──────── Recorded information ────────
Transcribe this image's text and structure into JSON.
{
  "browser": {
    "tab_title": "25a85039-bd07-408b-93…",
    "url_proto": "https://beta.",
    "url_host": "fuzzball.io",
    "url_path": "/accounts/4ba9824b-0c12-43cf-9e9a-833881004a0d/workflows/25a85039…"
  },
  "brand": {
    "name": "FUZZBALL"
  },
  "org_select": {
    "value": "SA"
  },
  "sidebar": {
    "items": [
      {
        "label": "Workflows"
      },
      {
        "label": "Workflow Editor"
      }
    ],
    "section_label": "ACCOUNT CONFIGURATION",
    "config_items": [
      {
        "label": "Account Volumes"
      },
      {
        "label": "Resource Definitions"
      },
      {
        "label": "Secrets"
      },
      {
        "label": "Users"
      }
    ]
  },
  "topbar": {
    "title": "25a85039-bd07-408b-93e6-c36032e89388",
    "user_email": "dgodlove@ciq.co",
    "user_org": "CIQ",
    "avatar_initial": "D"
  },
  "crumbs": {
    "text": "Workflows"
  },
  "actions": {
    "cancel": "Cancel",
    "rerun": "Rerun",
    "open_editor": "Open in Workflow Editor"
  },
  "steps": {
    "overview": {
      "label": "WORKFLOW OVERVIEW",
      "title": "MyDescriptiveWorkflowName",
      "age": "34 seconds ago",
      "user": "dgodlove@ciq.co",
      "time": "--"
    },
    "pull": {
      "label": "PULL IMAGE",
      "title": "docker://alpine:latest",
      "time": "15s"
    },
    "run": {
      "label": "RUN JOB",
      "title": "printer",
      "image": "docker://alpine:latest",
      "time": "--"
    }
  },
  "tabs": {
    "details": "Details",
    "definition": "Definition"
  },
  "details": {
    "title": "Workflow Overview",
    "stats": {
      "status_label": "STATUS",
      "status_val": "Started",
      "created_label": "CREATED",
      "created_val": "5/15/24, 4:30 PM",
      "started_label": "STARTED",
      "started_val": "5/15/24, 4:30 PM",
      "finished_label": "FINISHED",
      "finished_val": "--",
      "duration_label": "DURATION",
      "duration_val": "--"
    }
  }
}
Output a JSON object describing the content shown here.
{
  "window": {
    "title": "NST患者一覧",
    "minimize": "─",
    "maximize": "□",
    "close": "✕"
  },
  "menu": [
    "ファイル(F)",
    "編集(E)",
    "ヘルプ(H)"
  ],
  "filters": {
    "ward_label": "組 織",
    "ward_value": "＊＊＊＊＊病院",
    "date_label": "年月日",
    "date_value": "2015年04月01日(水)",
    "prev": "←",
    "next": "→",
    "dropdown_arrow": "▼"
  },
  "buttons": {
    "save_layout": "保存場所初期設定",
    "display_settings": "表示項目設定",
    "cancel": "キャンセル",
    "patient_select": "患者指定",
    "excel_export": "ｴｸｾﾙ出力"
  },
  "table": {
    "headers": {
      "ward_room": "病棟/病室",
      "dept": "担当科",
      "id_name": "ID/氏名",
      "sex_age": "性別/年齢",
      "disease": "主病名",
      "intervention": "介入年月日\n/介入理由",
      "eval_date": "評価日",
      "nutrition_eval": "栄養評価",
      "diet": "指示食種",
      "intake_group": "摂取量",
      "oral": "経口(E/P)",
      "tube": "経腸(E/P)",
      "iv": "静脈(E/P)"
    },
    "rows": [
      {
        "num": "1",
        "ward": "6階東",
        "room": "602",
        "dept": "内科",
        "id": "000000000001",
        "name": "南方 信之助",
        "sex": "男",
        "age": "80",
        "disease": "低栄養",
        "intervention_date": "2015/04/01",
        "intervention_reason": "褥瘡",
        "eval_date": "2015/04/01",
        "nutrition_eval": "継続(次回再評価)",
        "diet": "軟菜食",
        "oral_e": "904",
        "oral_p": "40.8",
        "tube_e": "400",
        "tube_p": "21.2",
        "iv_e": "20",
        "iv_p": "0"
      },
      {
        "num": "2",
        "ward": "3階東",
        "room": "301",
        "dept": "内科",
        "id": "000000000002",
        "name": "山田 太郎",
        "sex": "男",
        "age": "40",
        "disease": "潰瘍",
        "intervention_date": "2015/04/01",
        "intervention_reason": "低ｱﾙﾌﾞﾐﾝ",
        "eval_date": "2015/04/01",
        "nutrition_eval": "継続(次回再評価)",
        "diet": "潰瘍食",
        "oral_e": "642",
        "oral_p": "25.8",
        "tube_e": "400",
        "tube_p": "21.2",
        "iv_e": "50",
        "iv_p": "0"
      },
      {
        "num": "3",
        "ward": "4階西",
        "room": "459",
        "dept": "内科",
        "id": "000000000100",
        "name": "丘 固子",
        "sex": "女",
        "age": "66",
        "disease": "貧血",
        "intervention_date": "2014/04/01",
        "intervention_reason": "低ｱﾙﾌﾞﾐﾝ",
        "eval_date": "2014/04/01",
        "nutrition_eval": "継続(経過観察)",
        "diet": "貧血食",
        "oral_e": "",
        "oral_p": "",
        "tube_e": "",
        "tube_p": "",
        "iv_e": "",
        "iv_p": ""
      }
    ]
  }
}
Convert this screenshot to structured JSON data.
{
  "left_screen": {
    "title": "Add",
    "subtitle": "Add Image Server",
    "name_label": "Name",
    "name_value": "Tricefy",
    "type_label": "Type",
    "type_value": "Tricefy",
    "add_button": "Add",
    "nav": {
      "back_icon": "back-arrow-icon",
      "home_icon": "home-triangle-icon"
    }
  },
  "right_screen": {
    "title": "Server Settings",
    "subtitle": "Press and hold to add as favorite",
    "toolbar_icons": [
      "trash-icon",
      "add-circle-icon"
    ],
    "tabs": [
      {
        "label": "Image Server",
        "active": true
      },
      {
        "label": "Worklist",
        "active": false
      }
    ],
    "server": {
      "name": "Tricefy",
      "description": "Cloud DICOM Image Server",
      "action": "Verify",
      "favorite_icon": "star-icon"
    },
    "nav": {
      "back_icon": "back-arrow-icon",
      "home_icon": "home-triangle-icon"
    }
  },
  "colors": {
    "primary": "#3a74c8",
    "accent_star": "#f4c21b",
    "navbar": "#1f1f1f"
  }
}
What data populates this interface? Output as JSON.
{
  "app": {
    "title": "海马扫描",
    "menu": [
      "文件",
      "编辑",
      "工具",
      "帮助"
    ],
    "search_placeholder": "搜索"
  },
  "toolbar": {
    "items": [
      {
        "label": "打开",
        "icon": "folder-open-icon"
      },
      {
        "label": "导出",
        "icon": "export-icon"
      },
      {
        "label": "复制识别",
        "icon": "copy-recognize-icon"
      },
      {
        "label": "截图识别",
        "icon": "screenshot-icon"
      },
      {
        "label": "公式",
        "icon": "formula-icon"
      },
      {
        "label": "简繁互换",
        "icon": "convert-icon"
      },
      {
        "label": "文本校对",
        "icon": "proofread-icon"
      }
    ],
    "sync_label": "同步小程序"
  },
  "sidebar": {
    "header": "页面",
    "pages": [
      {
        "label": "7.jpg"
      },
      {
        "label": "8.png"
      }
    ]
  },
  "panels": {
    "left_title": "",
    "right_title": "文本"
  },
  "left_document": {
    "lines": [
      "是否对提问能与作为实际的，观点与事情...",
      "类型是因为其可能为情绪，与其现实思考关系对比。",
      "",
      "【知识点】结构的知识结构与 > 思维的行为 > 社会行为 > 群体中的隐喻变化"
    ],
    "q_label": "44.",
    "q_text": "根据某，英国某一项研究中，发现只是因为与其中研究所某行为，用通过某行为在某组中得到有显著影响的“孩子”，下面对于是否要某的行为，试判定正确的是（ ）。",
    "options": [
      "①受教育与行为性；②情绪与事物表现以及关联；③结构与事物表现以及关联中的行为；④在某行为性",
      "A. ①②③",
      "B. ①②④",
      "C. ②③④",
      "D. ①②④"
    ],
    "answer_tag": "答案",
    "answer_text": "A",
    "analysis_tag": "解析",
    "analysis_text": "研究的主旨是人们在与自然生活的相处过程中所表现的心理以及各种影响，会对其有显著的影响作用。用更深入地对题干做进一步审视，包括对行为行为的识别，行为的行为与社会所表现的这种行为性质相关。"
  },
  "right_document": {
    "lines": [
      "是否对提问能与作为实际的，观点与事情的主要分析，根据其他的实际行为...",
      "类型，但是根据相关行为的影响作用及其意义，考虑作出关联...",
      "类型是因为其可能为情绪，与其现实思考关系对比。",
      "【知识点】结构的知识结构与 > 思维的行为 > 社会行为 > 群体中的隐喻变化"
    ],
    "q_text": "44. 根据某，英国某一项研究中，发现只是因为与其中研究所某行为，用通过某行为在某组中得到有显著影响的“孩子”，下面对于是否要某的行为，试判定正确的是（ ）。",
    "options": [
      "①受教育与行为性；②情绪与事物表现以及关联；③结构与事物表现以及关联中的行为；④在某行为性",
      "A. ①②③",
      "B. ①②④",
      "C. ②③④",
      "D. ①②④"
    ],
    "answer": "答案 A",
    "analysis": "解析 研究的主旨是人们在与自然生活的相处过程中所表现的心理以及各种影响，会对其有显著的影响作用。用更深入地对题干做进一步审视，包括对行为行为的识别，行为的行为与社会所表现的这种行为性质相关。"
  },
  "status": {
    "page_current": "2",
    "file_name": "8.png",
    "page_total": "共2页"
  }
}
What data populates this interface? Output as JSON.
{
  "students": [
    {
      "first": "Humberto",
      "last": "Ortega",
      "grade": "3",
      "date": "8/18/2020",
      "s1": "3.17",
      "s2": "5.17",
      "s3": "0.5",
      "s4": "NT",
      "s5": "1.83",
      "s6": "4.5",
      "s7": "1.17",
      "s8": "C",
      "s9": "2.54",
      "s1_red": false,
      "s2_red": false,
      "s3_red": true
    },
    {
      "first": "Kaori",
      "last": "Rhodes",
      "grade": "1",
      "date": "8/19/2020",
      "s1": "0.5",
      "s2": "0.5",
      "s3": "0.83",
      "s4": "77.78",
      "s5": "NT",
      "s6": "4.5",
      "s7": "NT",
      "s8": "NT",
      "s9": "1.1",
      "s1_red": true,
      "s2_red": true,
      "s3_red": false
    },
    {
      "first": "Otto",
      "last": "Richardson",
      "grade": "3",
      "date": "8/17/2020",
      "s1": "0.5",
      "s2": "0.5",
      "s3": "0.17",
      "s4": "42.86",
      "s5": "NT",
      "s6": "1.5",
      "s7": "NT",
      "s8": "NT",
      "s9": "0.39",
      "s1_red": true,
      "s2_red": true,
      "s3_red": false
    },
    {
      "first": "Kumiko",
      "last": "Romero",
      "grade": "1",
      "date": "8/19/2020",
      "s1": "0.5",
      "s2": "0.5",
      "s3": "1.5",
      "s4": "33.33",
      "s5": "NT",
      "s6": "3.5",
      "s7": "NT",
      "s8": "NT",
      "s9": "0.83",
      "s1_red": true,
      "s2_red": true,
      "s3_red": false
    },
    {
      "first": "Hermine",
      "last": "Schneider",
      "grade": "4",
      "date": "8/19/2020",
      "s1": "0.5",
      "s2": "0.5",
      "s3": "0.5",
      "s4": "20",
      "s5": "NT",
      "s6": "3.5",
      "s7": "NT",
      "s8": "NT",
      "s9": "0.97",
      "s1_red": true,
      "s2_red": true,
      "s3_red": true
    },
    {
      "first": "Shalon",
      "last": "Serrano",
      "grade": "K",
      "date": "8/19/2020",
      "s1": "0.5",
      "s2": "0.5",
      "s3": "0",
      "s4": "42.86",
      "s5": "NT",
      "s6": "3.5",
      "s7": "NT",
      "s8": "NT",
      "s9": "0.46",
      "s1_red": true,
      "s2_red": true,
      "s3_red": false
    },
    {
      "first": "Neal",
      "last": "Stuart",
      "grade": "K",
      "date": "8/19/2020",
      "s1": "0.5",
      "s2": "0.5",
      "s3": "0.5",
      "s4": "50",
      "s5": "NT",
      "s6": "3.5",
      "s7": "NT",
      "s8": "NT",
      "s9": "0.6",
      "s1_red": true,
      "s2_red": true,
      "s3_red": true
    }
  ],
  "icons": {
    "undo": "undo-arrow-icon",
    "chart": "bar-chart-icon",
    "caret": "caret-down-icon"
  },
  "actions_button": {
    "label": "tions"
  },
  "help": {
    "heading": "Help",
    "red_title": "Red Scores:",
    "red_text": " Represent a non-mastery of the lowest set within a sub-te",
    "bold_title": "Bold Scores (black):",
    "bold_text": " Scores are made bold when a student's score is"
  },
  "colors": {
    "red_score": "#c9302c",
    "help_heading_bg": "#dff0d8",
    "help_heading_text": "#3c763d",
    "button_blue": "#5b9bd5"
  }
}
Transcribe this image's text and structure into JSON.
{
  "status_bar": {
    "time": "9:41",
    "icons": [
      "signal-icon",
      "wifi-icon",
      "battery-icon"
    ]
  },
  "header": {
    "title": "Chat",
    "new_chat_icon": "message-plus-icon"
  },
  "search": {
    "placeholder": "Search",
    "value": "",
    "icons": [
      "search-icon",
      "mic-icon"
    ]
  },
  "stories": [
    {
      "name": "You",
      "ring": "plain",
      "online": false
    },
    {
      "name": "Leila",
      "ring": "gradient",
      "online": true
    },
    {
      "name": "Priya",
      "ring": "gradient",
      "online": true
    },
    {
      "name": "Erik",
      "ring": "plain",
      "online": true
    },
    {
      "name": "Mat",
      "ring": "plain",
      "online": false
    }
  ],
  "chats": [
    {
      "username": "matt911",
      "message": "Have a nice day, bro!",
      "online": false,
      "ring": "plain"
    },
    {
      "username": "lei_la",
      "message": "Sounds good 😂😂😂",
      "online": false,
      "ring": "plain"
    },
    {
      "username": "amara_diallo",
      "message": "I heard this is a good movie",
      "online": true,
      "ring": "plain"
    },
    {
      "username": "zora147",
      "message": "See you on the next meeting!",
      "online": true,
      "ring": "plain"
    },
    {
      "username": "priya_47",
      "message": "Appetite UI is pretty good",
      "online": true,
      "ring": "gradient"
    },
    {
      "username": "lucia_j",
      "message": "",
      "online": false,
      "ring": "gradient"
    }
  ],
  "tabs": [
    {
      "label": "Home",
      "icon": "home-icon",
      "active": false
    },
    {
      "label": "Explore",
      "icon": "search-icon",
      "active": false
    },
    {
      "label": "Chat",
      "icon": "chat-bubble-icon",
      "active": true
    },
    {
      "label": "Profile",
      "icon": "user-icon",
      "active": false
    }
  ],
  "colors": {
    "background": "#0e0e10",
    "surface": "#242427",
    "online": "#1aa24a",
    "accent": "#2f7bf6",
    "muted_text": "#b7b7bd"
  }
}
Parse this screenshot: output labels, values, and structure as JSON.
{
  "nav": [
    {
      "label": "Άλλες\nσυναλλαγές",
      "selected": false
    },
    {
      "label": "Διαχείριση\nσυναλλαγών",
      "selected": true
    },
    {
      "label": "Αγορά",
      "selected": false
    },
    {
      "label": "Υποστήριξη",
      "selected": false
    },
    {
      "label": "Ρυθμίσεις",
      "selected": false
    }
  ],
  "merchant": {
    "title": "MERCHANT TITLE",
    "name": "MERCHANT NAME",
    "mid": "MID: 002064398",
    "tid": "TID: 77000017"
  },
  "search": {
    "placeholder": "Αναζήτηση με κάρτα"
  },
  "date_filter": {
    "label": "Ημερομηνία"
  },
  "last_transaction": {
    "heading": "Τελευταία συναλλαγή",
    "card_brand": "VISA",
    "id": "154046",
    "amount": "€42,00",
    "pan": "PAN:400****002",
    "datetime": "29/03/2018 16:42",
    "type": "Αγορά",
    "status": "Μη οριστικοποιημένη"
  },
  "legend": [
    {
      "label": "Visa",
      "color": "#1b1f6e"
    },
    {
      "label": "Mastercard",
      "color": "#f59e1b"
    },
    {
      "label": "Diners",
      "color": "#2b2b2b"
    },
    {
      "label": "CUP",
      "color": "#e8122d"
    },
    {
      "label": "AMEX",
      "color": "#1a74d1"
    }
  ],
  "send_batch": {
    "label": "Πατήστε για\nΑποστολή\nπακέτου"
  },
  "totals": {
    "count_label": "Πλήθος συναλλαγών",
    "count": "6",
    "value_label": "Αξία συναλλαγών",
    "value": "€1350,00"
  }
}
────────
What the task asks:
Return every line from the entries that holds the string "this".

Output below:
Transcribe this image's text and structure into JSON.
Convert this screenshot to structured JSON data.
What data populates this interface? Output as JSON.
What data populates this interface? Output as JSON.
Transcribe this image's text and structure into JSON.
      "message": "I heard this is a good movie",
Parse this screenshot: output labels, values, and structure as JSON.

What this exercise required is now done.